### To do:
In the entries below, find every line with "evaluation" and copy it.

━━━ Exercise input

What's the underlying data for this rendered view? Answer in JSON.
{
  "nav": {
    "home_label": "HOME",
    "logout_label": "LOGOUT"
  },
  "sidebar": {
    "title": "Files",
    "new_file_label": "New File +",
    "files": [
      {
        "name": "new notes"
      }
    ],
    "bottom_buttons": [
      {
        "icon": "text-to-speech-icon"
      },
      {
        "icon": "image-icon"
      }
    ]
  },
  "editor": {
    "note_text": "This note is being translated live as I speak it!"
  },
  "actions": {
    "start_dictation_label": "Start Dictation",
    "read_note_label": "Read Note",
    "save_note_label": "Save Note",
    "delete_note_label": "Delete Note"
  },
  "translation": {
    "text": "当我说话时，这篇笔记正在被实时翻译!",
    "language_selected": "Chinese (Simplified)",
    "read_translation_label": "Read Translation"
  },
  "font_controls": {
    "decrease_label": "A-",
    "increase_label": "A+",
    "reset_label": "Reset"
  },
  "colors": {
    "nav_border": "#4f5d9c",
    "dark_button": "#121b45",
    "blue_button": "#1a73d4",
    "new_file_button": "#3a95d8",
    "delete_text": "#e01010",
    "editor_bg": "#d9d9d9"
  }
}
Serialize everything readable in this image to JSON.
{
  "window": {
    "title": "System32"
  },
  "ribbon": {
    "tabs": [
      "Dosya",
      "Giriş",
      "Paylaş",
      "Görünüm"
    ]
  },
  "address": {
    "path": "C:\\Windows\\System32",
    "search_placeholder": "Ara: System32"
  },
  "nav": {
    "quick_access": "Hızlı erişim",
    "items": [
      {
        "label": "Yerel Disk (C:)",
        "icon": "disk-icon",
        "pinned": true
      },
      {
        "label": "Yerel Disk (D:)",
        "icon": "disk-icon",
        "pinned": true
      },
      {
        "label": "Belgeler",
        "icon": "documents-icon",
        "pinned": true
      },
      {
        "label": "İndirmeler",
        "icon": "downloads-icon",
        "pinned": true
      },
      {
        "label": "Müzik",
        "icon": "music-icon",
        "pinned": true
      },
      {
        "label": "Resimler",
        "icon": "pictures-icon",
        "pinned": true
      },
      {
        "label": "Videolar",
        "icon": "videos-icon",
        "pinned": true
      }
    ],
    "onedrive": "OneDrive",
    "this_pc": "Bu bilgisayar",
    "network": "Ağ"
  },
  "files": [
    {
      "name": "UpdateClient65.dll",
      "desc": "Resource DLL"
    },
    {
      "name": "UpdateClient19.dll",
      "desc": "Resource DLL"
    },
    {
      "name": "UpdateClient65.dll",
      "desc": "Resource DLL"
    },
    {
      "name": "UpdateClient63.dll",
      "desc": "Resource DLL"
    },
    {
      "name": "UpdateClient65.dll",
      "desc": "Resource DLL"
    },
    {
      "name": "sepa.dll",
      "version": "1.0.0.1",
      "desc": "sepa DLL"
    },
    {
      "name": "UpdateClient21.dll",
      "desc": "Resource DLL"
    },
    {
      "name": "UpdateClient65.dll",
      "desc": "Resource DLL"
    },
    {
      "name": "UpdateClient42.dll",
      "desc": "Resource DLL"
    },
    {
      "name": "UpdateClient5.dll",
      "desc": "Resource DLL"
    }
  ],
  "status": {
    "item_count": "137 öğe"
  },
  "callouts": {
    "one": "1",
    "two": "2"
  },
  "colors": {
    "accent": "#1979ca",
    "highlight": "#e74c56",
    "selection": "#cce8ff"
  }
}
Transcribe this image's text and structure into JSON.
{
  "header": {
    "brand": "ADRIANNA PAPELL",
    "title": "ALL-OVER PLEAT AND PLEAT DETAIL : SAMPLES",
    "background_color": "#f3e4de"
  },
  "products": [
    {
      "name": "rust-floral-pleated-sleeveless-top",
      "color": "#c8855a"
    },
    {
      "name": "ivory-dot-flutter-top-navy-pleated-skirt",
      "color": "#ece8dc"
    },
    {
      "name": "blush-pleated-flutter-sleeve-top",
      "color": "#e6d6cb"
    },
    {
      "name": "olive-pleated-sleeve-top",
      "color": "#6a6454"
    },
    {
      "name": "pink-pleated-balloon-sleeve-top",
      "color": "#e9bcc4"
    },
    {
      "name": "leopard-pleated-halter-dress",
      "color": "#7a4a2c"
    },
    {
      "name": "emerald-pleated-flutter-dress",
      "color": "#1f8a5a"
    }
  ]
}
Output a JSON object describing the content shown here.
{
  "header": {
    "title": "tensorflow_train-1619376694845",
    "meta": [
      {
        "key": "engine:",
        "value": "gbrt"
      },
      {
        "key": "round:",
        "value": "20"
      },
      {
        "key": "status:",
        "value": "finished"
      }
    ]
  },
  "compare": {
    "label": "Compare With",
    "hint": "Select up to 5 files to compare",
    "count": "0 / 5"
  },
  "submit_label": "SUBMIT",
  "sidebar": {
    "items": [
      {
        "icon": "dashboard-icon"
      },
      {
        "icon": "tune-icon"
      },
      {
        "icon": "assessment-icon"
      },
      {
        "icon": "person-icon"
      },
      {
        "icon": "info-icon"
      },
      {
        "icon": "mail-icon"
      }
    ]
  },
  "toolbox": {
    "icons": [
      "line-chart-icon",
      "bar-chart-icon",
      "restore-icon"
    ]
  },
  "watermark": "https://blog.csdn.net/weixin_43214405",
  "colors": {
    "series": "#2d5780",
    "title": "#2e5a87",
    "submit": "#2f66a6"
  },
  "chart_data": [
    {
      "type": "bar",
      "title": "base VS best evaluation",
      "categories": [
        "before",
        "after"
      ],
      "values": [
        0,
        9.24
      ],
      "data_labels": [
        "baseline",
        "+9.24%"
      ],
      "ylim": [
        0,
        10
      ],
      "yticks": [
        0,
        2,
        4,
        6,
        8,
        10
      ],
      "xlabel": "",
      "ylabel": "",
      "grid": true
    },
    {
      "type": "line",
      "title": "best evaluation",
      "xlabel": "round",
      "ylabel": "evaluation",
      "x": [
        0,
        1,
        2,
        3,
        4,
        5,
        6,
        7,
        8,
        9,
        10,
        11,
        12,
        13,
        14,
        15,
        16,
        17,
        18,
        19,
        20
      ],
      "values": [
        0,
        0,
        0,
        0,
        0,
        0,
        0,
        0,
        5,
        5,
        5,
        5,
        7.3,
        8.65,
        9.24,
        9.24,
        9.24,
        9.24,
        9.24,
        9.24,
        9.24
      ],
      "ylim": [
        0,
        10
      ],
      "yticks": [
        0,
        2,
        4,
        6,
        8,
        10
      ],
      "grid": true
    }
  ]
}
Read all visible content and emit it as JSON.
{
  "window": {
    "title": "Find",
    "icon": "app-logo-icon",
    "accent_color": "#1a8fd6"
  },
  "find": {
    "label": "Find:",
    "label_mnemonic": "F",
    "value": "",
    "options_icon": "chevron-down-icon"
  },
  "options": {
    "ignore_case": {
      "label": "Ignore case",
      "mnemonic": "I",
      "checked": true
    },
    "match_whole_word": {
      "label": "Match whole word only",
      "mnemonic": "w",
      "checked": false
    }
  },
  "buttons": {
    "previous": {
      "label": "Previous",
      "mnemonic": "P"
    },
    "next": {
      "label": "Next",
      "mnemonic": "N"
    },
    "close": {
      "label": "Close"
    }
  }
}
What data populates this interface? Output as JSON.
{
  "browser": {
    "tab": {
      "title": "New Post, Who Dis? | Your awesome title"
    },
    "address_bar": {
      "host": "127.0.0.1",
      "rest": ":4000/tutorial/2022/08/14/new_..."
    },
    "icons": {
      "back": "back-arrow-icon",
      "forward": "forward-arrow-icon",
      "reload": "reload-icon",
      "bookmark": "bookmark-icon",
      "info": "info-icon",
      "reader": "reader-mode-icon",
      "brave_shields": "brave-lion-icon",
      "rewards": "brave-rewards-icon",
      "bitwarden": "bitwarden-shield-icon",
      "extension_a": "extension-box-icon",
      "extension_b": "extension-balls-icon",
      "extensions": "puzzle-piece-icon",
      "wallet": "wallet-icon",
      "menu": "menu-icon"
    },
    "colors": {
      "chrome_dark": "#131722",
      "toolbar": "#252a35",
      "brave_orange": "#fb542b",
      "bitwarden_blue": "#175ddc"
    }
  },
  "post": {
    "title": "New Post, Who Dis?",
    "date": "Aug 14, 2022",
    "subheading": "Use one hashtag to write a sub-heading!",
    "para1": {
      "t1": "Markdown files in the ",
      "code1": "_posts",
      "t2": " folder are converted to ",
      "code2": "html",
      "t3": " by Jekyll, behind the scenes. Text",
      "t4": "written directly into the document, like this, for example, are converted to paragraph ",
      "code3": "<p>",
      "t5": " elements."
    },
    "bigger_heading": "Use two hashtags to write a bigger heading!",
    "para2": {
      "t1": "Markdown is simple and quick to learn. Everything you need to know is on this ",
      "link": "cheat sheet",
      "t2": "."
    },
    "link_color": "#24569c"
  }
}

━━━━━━

### Solved problem:
      "title": "base VS best evaluation",
      "title": "best evaluation",
      "ylabel": "evaluation",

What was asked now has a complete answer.